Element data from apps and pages
────
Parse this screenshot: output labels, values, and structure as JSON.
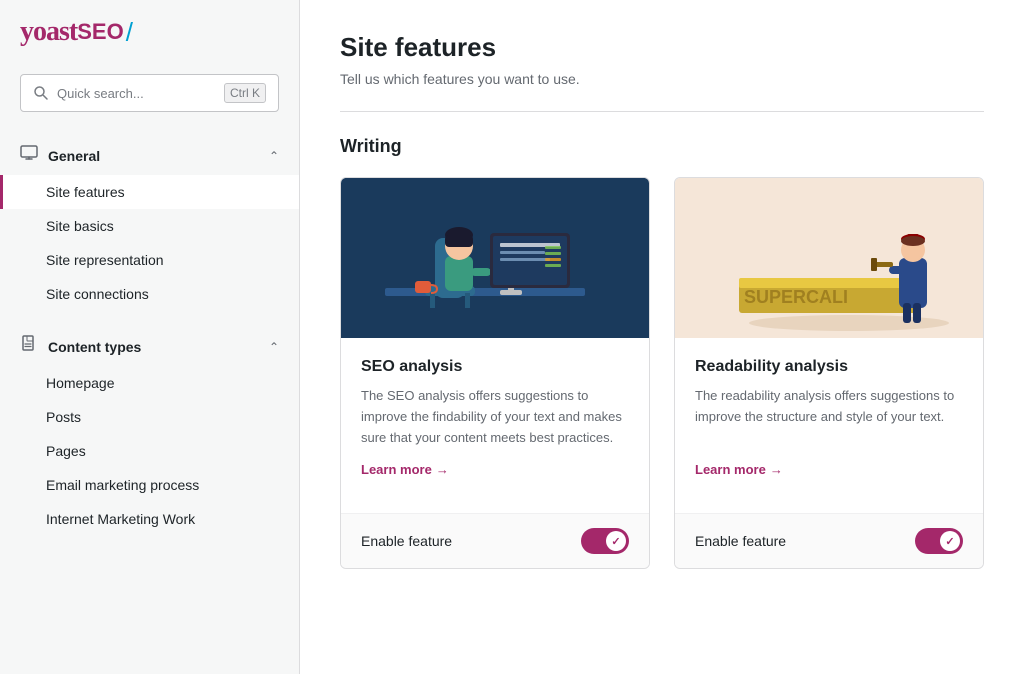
{
  "logo": {
    "yoast": "yoast",
    "seo": "SEO",
    "slash": "/"
  },
  "search": {
    "placeholder": "Quick search...",
    "shortcut": "Ctrl K"
  },
  "sidebar": {
    "sections": [
      {
        "id": "general",
        "icon": "monitor-icon",
        "icon_char": "🖥",
        "title": "General",
        "expanded": true,
        "items": [
          {
            "id": "site-features",
            "label": "Site features",
            "active": true
          },
          {
            "id": "site-basics",
            "label": "Site basics",
            "active": false
          },
          {
            "id": "site-representation",
            "label": "Site representation",
            "active": false
          },
          {
            "id": "site-connections",
            "label": "Site connections",
            "active": false
          }
        ]
      },
      {
        "id": "content-types",
        "icon": "document-icon",
        "icon_char": "📄",
        "title": "Content types",
        "expanded": true,
        "items": [
          {
            "id": "homepage",
            "label": "Homepage",
            "active": false
          },
          {
            "id": "posts",
            "label": "Posts",
            "active": false
          },
          {
            "id": "pages",
            "label": "Pages",
            "active": false
          },
          {
            "id": "email-marketing",
            "label": "Email marketing process",
            "active": false
          },
          {
            "id": "internet-marketing",
            "label": "Internet Marketing Work",
            "active": false
          }
        ]
      }
    ]
  },
  "main": {
    "title": "Site features",
    "subtitle": "Tell us which features you want to use.",
    "sections": [
      {
        "id": "writing",
        "heading": "Writing",
        "cards": [
          {
            "id": "seo-analysis",
            "image_type": "seo",
            "title": "SEO analysis",
            "description": "The SEO analysis offers suggestions to improve the findability of your text and makes sure that your content meets best practices.",
            "learn_more": "Learn more",
            "learn_more_arrow": "→",
            "enable_label": "Enable feature",
            "enabled": true
          },
          {
            "id": "readability-analysis",
            "image_type": "readability",
            "title": "Readability analysis",
            "description": "The readability analysis offers suggestions to improve the structure and style of your text.",
            "learn_more": "Learn more",
            "learn_more_arrow": "→",
            "enable_label": "Enable feature",
            "enabled": true
          }
        ]
      }
    ]
  }
}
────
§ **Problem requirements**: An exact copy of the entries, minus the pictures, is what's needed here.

§ **Expected output**:
Parse this screenshot: output labels, values, and structure as JSON.
{
  "logo": {
    "yoast": "yoast",
    "seo": "SEO",
    "slash": "/"
  },
  "search": {
    "placeholder": "Quick search...",
    "shortcut": "Ctrl K"
  },
  "sidebar": {
    "sections": [
      {
        "id": "general",
        "icon": "monitor-icon",
        "icon_char": "🖥",
        "title": "General",
        "expanded": true,
        "items": [
          {
            "id": "site-features",
            "label": "Site features",
            "active": true
          },
          {
            "id": "site-basics",
            "label": "Site basics",
            "active": false
          },
          {
            "id": "site-representation",
            "label": "Site representation",
            "active": false
          },
          {
            "id": "site-connections",
            "label": "Site connections",
            "active": false
          }
        ]
      },
      {
        "id": "content-types",
        "icon": "document-icon",
        "icon_char": "📄",
        "title": "Content types",
        "expanded": true,
        "items": [
          {
            "id": "homepage",
            "label": "Homepage",
            "active": false
          },
          {
            "id": "posts",
            "label": "Posts",
            "active": false
          },
          {
            "id": "pages",
            "label": "Pages",
            "active": false
          },
          {
            "id": "email-marketing",
            "label": "Email marketing process",
            "active": false
          },
          {
            "id": "internet-marketing",
            "label": "Internet Marketing Work",
            "active": false
          }
        ]
      }
    ]
  },
  "main": {
    "title": "Site features",
    "subtitle": "Tell us which features you want to use.",
    "sections": [
      {
        "id": "writing",
        "heading": "Writing",
        "cards": [
          {
            "id": "seo-analysis",
            "image_type": "seo",
            "title": "SEO analysis",
            "description": "The SEO analysis offers suggestions to improve the findability of your text and makes sure that your content meets best practices.",
            "learn_more": "Learn more",
            "learn_more_arrow": "→",
            "enable_label": "Enable feature",
            "enabled": true
          },
          {
            "id": "readability-analysis",
            "image_type": "readability",
            "title": "Readability analysis",
            "description": "The readability analysis offers suggestions to improve the structure and style of your text.",
            "learn_more": "Learn more",
            "learn_more_arrow": "→",
            "enable_label": "Enable feature",
            "enabled": true
          }
        ]
      }
    ]
  }
}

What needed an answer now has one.